Security probes into IoT vulnerabilities too often swerve into creepy territory. Take security researchers at Check Point who discovered they could seize control of an internet-connected LG vacuum cleaner's camera, allowing them to turn a roving robotic cleaner into a spy cam.
Medical device cybersecurity scrutiny usually focuses on potential patient safety issues. But vulnerabilities identified in a cardiac pacemaker programming device illustrate the risks also posed to patient data privacy, says Billy Rios, a researcher who discovered the problem.
DataBreachToday Executive Editor Mathew J. Schwartz's examination of the growing threats facing the critical energy sector leads the latest edition of the ISMG Security Report. Also in this report: A discussion of safeguarding the telehealth marketplace.
A lawn mower engine manufacturer's notification to federal regulators of a health data breach impacting thousands of its workers highlights the HIPAA compliance duties for businesses that are self-insured for healthcare.
Can U.S. law enforcement use a warrant to seize emails stored outside the U.S. by a cloud services provider? That's the question the Supreme Court has agreed to consider next year. Microsoft continues to fight an order to turn over emails stored in an Irish data center.
An apparently misconfigured Amazon repository that exposed on the web medical data for approximately 150,000 patients serves as another important reminder of the need to protect cloud-based health information from being inadvertently accessible to the public.
A discussion with ISMG Security and Technology Editor Jeremy Kirk about his chat with the cyber gang "The Dark Overlord," which threatened some U.S. school districts with extortion, leads the latest edition of the ISMG Security Report. Also, an update on surging IT security employment.
A bipartisan group of five senators has asked a watchdog agency to produce "clear recommendations" for how to make sure the right patients are matched to the right records to help improve the quality of care and crack down on medical and identity fraud.
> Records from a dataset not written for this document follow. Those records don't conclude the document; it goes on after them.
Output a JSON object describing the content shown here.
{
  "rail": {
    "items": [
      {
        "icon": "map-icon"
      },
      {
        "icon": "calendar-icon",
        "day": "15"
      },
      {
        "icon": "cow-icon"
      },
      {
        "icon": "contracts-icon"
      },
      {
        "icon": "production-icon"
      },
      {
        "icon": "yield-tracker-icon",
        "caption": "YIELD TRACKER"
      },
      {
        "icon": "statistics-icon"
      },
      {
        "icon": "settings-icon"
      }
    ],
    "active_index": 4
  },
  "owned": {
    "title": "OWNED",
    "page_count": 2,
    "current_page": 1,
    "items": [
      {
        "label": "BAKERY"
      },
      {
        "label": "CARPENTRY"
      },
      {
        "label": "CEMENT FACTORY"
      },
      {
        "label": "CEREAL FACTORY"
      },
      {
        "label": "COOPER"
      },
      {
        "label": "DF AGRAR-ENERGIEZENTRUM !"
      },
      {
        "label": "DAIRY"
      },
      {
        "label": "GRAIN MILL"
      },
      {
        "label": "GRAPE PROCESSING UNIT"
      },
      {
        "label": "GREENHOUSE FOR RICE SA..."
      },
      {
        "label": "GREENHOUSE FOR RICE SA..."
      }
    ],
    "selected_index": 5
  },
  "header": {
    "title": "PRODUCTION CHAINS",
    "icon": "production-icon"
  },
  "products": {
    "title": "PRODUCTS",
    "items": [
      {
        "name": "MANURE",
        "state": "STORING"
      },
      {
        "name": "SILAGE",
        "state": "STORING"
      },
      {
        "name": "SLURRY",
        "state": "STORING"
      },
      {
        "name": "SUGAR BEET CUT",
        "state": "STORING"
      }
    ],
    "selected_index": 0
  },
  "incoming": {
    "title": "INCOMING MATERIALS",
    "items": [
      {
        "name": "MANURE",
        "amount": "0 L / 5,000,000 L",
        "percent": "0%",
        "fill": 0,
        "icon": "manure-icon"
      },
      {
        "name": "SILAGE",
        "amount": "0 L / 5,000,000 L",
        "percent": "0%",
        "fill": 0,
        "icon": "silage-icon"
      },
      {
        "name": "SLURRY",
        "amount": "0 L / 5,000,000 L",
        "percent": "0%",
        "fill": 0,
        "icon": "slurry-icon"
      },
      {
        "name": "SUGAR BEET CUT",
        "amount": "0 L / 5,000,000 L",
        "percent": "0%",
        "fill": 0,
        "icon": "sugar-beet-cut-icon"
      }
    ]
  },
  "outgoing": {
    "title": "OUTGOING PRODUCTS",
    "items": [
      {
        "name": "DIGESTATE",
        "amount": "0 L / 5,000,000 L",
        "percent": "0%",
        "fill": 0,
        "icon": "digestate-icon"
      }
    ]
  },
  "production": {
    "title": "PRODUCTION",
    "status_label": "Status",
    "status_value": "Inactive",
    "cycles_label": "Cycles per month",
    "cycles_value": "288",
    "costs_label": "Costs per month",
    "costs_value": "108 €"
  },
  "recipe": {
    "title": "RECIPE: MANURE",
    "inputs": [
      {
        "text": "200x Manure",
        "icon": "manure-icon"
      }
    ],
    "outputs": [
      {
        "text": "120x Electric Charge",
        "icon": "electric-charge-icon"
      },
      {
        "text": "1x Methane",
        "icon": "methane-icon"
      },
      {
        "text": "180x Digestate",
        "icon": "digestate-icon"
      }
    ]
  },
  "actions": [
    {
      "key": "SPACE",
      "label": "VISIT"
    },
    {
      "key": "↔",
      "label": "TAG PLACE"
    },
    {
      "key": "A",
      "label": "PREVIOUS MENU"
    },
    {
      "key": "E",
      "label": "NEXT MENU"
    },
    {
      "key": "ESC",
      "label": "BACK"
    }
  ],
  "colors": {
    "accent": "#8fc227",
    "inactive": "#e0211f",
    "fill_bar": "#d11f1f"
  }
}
But will that require a national patient identifier?
HHS has issued a draft five-year strategic plan that includes objectives for protecting "the safety and integrity of human, physical and digital assets." What does the plan say about privacy and security issues?
At the first of three Congressional hearings slated this week to examine the Equifax mega-breach, one Republican said of the company's delay in detecting the breach: "It's like the guards of Fort Knox forgot to lock the doors and failed to notice the thieves were emptying the vaults."
Hospitals and physicians need to ramp up their security scrutiny of electronic health records systems as a result of recent changes in the Department of Health and Human Services' certification of EHRs, says privacy attorney David Holtzman.
Freedom of Information requests sent to 430 U.K. local government councils by Barracuda Networks found that at least 27 percent of councils have suffered ransomware outbreaks. Thankfully, almost none have paid ransoms, and good backup practices appear widespread.
The deadly hurricane season has prompted federal regulators to issue several specific HIPAA waivers in recent weeks. But are such waivers really necessary? And what actions can healthcare providers take during a crisis even without a waiver?
A federal watchdog agency has announced it will scrutinize HHS's incident response capabilities as well as Obamacare's security controls. The agency has also issued a new report finding security gaps in Alabama's Medicaid information systems security.